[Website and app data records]
━━━━━━━━━━

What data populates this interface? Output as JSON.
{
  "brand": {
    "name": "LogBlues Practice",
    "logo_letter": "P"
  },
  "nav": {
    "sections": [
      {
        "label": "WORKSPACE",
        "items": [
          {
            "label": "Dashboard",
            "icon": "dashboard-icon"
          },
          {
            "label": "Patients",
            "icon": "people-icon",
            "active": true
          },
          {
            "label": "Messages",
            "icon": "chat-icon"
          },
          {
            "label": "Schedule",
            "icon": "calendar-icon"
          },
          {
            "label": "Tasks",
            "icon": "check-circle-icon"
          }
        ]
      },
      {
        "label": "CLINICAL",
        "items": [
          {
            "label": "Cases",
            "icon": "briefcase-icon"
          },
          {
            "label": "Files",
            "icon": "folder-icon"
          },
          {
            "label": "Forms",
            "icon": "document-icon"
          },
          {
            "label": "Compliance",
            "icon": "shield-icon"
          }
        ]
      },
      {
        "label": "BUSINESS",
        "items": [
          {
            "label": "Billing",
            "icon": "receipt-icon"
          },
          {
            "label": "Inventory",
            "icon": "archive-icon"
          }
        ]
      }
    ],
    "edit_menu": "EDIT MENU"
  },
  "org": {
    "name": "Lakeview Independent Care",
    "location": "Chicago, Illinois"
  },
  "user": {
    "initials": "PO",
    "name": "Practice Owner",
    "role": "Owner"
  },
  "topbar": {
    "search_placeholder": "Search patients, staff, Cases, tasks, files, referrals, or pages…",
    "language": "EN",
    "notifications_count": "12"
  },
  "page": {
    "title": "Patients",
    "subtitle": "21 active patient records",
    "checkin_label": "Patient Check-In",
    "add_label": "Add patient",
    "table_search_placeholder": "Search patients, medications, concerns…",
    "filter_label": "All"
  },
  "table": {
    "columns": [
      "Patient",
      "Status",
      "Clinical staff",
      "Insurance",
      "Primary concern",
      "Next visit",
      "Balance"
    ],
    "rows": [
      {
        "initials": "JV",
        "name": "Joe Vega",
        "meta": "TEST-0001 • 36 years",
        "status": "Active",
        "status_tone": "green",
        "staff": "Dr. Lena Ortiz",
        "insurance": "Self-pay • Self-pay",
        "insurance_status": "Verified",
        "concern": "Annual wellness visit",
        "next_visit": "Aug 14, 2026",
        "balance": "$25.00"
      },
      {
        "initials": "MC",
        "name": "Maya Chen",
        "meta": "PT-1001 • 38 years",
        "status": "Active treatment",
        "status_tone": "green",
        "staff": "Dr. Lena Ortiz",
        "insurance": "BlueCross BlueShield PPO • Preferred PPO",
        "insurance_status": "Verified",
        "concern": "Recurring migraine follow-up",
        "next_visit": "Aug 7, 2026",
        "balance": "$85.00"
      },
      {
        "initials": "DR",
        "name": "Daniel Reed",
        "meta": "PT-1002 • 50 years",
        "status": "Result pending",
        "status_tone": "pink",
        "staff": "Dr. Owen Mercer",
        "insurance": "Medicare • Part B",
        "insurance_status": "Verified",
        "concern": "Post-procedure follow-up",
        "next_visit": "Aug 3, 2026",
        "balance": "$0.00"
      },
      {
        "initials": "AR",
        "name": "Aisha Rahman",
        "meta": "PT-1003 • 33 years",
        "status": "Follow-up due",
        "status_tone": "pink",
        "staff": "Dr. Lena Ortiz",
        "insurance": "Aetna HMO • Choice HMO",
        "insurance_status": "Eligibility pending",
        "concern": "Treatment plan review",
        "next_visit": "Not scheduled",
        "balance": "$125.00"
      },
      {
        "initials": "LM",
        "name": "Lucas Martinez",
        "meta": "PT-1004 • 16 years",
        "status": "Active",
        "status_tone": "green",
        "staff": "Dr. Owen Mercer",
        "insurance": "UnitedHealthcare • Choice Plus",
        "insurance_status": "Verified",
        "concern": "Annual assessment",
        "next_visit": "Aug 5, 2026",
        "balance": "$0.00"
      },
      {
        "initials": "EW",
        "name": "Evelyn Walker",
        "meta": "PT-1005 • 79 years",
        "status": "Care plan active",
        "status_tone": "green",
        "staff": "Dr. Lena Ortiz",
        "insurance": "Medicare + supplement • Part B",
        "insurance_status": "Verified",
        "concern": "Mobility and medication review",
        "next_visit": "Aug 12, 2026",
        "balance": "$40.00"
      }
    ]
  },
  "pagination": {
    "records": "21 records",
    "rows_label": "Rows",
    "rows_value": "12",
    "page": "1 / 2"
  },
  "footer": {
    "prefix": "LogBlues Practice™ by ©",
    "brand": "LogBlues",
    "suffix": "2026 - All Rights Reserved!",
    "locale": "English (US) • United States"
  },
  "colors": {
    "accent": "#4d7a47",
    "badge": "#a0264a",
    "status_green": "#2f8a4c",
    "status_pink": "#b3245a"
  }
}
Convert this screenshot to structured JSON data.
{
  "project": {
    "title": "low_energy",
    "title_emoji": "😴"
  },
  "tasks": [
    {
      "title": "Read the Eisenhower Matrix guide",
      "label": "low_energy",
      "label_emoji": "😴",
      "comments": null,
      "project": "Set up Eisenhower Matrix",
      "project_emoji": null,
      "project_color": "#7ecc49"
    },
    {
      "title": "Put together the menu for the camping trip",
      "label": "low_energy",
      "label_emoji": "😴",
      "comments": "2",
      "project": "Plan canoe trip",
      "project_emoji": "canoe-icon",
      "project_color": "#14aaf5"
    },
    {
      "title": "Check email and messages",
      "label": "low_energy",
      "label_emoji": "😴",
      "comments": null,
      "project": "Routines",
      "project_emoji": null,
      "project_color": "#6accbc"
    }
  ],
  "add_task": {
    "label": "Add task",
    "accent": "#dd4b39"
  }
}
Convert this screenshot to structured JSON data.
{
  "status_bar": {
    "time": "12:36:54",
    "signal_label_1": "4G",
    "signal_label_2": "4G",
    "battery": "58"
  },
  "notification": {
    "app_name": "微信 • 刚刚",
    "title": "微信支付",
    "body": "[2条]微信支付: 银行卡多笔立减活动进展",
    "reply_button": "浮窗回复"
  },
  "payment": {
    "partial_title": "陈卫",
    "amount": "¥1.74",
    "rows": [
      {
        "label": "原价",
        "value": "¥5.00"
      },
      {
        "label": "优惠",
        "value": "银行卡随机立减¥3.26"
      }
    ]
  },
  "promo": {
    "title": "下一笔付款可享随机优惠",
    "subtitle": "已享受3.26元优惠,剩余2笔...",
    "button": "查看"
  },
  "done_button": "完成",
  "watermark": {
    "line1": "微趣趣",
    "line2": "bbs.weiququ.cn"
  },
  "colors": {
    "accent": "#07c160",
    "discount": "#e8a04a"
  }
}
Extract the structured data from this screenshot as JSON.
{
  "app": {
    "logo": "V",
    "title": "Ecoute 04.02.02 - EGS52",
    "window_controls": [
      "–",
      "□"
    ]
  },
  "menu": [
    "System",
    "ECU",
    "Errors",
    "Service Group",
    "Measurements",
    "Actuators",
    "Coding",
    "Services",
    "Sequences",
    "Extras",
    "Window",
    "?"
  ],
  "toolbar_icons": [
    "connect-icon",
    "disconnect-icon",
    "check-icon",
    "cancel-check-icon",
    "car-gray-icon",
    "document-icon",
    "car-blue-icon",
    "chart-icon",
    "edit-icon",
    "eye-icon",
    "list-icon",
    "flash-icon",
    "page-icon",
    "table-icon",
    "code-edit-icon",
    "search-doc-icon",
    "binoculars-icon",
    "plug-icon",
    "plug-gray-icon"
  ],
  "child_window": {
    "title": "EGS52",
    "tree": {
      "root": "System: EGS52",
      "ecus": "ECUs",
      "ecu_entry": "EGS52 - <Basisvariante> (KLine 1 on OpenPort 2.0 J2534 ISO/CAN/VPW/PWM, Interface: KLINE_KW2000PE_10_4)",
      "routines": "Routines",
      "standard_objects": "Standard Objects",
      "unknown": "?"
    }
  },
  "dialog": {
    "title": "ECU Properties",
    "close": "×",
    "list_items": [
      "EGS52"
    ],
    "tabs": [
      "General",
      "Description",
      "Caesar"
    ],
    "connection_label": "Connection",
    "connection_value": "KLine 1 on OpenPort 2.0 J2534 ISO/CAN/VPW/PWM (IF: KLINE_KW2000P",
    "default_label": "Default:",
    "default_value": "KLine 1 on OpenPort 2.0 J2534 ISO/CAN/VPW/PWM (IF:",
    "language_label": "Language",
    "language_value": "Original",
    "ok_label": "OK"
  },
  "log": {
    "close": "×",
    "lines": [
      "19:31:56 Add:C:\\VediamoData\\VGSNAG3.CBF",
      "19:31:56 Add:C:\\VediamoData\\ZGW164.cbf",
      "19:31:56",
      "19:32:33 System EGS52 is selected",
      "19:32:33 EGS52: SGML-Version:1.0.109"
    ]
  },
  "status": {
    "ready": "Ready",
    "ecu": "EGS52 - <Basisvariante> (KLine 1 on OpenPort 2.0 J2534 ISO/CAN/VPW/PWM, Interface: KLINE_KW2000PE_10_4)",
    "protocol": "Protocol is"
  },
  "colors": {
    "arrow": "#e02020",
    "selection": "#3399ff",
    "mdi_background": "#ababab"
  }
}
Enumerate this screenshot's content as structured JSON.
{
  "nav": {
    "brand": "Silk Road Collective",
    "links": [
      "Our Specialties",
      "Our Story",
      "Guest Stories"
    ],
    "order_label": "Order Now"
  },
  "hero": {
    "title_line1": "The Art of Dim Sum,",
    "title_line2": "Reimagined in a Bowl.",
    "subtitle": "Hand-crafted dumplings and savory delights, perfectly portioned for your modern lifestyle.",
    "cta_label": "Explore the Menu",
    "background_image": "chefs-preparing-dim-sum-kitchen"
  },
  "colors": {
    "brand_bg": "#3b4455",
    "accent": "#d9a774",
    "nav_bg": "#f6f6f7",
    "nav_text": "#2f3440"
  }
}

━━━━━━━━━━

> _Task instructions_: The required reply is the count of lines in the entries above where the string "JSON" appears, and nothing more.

> _Expected output_: 5